Despite her outspoken opposition to settlements, Merkel faces criticism from human rights activists who accuse her of not adopting a firm stance in this regard.
"We may disagree on whether there should be a two-state solution with the Palestinians, but I think we are united on the view that in the long term there should be a Jewish and democratic state of Israel," the German chancellor said on Sunday.
Bennett reiterated his opposition to the establishment of a Palestinian state, stressing that it "will most likely become a terrorist state seven minutes from my house."
He emphasized that he would instead focus on improving the Palestinians' economic conditions.

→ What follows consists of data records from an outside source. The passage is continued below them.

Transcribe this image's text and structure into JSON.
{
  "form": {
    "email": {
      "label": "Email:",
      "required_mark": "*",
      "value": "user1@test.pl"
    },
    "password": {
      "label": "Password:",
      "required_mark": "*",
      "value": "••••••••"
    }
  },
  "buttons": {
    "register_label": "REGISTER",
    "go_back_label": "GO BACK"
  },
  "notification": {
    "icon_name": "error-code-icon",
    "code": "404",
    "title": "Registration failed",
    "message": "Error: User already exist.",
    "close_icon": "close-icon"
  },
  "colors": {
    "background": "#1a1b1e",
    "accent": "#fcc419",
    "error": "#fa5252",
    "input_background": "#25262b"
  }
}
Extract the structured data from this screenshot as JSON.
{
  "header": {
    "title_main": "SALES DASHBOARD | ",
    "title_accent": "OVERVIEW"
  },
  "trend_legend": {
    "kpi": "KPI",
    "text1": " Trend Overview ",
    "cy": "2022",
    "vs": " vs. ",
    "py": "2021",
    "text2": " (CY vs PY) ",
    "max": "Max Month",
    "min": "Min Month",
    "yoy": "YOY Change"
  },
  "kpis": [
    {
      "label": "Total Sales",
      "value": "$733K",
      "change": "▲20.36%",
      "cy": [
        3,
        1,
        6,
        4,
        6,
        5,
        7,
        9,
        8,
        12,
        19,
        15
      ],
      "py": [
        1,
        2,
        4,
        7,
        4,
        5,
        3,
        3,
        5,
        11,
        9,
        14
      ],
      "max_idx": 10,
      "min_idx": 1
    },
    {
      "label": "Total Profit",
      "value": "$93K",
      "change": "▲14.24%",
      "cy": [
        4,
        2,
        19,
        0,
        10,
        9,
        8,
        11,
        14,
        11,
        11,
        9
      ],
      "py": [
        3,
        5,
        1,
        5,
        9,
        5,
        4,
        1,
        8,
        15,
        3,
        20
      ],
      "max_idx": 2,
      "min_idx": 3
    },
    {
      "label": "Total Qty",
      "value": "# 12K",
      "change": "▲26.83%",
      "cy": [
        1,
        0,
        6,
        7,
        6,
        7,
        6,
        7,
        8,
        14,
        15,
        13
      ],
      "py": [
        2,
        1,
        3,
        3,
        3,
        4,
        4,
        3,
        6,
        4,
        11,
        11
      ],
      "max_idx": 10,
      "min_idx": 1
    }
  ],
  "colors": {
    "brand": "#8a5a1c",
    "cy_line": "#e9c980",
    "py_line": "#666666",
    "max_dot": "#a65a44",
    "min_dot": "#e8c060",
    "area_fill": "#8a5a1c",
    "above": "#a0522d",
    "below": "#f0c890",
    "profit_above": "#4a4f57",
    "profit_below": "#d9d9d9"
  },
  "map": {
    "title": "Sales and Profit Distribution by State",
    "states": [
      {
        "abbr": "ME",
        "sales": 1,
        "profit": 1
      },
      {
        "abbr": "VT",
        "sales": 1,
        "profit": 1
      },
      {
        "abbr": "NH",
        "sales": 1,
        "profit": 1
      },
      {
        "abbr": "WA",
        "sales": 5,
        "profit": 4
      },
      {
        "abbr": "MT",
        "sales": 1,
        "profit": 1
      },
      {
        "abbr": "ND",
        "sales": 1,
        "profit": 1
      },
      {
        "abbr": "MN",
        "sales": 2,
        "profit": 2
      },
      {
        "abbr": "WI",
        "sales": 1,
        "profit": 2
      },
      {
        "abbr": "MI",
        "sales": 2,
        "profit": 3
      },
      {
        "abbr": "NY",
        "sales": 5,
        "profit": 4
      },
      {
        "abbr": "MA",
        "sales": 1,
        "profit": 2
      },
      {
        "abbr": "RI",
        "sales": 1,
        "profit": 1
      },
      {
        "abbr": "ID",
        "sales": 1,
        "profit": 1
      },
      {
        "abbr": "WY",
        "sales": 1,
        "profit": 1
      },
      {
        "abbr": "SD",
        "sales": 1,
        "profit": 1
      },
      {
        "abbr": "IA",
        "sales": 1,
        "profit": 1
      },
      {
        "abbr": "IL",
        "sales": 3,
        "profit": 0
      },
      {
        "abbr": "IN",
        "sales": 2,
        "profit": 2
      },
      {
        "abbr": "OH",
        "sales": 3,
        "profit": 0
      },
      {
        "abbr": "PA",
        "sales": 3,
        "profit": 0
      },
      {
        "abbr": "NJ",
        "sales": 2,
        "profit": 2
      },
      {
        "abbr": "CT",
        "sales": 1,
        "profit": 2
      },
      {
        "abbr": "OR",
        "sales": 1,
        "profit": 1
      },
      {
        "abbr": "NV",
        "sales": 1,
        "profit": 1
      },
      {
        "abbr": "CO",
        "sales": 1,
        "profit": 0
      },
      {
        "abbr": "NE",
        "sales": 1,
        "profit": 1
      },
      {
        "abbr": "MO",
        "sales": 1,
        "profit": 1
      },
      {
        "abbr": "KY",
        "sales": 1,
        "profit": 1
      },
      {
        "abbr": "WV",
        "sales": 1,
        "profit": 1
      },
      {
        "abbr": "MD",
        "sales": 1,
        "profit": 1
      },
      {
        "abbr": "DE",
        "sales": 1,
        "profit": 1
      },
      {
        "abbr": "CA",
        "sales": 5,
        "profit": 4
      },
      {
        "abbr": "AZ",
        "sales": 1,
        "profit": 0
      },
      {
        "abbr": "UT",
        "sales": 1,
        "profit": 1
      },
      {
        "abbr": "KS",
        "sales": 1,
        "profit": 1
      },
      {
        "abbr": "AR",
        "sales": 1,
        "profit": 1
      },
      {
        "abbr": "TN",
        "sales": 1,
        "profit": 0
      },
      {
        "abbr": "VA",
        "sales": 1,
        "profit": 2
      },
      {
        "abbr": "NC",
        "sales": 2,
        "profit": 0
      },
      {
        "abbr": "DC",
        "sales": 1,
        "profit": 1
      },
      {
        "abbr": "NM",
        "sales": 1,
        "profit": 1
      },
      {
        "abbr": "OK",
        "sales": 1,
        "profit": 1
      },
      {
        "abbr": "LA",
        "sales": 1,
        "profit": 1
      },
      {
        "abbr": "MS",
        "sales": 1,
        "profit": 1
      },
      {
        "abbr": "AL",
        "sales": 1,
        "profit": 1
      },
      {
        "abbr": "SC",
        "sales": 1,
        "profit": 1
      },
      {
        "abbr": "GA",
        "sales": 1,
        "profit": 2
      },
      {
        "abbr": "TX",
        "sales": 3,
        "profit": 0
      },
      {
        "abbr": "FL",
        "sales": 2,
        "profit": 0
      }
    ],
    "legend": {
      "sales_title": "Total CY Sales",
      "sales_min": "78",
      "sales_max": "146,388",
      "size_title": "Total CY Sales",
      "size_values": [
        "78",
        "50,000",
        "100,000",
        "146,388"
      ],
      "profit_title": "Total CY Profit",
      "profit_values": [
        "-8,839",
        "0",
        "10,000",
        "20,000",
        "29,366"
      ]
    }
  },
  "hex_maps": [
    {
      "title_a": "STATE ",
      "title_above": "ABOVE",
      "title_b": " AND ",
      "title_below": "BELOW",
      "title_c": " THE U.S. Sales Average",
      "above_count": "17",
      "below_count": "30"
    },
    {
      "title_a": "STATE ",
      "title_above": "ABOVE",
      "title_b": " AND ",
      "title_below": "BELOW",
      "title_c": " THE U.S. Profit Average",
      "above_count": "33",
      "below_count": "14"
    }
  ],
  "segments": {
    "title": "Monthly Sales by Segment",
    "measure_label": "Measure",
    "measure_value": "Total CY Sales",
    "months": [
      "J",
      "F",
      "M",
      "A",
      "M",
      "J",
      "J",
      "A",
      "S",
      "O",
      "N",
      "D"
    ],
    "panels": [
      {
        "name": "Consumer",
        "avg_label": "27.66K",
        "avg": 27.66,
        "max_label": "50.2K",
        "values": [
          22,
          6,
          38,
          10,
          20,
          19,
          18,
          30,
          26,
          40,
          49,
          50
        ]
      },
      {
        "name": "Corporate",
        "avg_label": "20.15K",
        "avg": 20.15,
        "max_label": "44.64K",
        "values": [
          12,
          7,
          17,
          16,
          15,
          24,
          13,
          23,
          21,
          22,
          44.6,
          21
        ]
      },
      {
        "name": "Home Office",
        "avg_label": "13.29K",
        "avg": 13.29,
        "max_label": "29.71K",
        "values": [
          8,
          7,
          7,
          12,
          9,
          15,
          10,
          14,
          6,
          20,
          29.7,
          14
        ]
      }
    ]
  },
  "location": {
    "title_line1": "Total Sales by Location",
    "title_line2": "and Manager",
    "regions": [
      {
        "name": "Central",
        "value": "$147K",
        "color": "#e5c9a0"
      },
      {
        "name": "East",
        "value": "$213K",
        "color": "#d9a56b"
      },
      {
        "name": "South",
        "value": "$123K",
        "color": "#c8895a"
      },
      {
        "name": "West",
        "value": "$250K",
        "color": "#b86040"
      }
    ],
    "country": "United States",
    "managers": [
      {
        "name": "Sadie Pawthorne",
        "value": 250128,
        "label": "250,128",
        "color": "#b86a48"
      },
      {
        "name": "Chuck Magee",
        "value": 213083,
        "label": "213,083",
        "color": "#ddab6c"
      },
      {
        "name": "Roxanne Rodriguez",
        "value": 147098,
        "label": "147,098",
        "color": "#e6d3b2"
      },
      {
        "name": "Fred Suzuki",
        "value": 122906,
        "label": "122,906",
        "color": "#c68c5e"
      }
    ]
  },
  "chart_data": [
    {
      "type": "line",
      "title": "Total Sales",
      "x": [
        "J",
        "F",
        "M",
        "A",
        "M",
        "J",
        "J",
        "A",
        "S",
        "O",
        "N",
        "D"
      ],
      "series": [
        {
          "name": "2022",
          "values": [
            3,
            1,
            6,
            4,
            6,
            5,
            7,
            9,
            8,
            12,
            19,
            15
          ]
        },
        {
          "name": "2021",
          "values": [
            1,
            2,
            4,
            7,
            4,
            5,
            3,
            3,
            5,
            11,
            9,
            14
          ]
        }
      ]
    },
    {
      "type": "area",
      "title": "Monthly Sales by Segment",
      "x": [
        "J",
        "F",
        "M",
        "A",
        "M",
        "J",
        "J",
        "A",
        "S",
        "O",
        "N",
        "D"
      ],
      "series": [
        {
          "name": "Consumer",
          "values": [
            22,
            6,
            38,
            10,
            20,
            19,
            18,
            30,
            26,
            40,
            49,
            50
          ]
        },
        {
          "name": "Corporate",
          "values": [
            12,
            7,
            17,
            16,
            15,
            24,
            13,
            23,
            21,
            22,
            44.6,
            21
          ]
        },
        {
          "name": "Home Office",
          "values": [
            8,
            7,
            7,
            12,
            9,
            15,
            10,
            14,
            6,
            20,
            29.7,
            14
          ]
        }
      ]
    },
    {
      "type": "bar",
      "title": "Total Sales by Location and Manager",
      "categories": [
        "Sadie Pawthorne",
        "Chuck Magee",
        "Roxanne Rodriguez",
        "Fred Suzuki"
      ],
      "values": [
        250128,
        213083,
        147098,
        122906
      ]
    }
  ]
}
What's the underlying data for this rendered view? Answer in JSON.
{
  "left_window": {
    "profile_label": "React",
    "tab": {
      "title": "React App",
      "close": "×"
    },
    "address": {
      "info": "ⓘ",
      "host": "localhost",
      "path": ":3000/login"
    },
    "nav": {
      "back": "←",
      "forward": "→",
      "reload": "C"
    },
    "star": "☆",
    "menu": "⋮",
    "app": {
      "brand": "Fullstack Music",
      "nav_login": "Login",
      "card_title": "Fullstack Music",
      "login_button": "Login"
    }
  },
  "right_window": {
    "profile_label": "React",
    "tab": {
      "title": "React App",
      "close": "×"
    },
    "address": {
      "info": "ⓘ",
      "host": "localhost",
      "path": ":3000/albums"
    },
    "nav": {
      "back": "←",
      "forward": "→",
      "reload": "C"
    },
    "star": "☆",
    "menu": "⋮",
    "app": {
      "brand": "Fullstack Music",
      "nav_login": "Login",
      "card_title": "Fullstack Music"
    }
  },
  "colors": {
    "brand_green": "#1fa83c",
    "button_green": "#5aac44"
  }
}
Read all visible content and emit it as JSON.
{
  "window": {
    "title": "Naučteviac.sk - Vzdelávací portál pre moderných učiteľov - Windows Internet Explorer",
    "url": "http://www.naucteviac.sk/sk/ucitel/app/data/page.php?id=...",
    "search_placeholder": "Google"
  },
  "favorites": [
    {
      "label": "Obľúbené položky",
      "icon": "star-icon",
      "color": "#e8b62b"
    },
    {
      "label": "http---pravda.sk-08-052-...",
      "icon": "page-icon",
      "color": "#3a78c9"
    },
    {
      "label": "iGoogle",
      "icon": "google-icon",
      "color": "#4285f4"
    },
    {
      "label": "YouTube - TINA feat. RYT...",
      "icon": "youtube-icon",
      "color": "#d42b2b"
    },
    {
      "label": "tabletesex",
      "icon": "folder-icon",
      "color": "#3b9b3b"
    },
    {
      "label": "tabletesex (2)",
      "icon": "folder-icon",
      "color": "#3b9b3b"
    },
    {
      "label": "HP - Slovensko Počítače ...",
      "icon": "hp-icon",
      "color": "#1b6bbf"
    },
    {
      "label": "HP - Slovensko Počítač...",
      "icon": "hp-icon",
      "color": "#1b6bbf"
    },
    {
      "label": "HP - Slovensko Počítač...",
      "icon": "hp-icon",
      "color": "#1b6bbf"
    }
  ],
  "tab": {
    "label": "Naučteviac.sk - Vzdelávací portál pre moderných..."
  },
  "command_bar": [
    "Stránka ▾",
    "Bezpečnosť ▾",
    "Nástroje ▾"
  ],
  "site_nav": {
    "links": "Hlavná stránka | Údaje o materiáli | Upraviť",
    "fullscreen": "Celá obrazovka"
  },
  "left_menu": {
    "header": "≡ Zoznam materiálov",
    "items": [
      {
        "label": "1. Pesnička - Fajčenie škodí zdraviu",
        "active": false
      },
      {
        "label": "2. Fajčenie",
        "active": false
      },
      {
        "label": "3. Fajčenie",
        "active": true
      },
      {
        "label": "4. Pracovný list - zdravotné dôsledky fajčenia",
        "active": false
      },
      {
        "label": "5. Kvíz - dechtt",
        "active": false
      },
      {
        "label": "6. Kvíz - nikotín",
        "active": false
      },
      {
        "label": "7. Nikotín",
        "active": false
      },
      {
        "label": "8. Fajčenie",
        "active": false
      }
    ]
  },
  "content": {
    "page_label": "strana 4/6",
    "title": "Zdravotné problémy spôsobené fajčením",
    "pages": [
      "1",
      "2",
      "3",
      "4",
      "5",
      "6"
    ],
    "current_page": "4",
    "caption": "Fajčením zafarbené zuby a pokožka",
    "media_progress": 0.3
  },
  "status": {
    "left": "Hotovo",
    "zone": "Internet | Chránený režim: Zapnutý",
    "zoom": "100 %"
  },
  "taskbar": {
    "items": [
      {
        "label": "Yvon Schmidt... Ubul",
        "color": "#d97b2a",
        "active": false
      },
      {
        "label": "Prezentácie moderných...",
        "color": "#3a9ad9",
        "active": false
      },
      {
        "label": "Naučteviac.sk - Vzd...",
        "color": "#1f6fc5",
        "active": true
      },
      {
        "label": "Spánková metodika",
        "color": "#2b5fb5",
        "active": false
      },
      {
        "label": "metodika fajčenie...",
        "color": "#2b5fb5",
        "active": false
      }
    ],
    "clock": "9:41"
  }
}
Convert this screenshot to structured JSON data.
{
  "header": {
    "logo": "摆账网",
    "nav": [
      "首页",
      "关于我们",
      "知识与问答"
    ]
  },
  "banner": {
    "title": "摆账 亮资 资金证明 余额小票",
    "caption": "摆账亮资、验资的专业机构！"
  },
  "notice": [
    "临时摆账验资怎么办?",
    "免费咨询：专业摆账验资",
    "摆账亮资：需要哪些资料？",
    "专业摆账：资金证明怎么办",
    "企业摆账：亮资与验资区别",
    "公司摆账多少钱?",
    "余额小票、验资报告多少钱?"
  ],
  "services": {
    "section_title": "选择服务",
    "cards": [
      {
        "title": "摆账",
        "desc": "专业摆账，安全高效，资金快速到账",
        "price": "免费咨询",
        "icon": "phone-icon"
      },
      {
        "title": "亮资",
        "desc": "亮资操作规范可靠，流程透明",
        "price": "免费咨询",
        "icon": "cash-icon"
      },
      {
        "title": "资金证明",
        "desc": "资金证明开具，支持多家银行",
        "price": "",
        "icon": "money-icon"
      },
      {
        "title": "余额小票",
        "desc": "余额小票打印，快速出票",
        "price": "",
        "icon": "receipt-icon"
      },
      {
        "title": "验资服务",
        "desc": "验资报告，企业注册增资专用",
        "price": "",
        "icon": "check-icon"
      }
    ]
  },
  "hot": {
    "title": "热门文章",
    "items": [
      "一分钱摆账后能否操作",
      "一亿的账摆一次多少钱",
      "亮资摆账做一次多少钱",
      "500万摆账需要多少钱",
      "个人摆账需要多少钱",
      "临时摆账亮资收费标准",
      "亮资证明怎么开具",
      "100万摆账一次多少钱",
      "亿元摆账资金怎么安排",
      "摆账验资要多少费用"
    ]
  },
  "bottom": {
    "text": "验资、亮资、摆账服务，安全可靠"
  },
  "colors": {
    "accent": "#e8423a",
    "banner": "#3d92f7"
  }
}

Omar Shakir, director of Israel and Palestine at Human Rights Watch, criticized Merkel for calling Israel's 54-year occupation "temporary."
He said that "the continuation of this illusion allowed the Merkel government to avoid dealing with the reality of apartheid and the oppression of millions of Palestinians," stressing that "it is imperative for the new German government to put human rights at the center of its policy regarding Israel and Palestine."
Peter Lintel, a political expert at the German Institute for International and Security Affairs, said that Merkel clashed at times with former Prime Minister Benjamin Netanyahu, who took power from 2009 until last June, because of Israeli policy towards the Palestinians.
"But she kept it behind closed doors," he told AFP.
Merkel is preparing to withdraw from political life as the Social Democrats seek to form an unprecedented coalition in Germany with the Greens and the Liberals, without the participation of the conservatives led by the chancellor.
Lintel said the emerging coalition to succeed Merkel, backed by parties to the left of her Christian Democrats, might be "more critical and outspoken on issues in the West Bank in particular."
- 'Existential threat' -
During her term, Merkel made the Israeli Occupation's right to defend itself against its enemies a priority of German foreign policy in light of her country's responsibility for the Holocaust during World War II.
In a landmark speech in 2008, Merkel lamented the Holocaust before the Israeli parliament on behalf of the German people.
"Chancellor Merkel, there was not a single moment in your long tenure when you tried to evade memory of the Holocaust," Israeli Foreign Minister Yair Lapid, the son of a Holocaust survivor, tweeted Sunday.
The Israeli Occupation opposed the 2015 agreement on Iran's nuclear program between Tehran and six major international powers, including the United States and Germany, which allowed the lifting of sanctions imposed on Tehran in exchange for curbs on its nuclear activities.
Former Prime Minister Benjamin Netanyahu has repeatedly described the Israeli Occupation's archenemy, Iran, as the greatest threat to the Jewish people since the Holocaust.
Bennett on Sunday described the Islamic Republic of Iran as an "existential threat."
Tel Aviv also views with suspicion the talks that began earlier this year between Tehran and international parties, with indirect American participation, with the aim of reviving the agreement that Washington unilaterally withdrew from in 2018.
Speaking in Jerusalem, Merkel supported Germany's attempts to restart the deal, while acknowledging that "Iran has given no indication that it is willing to resume discussions."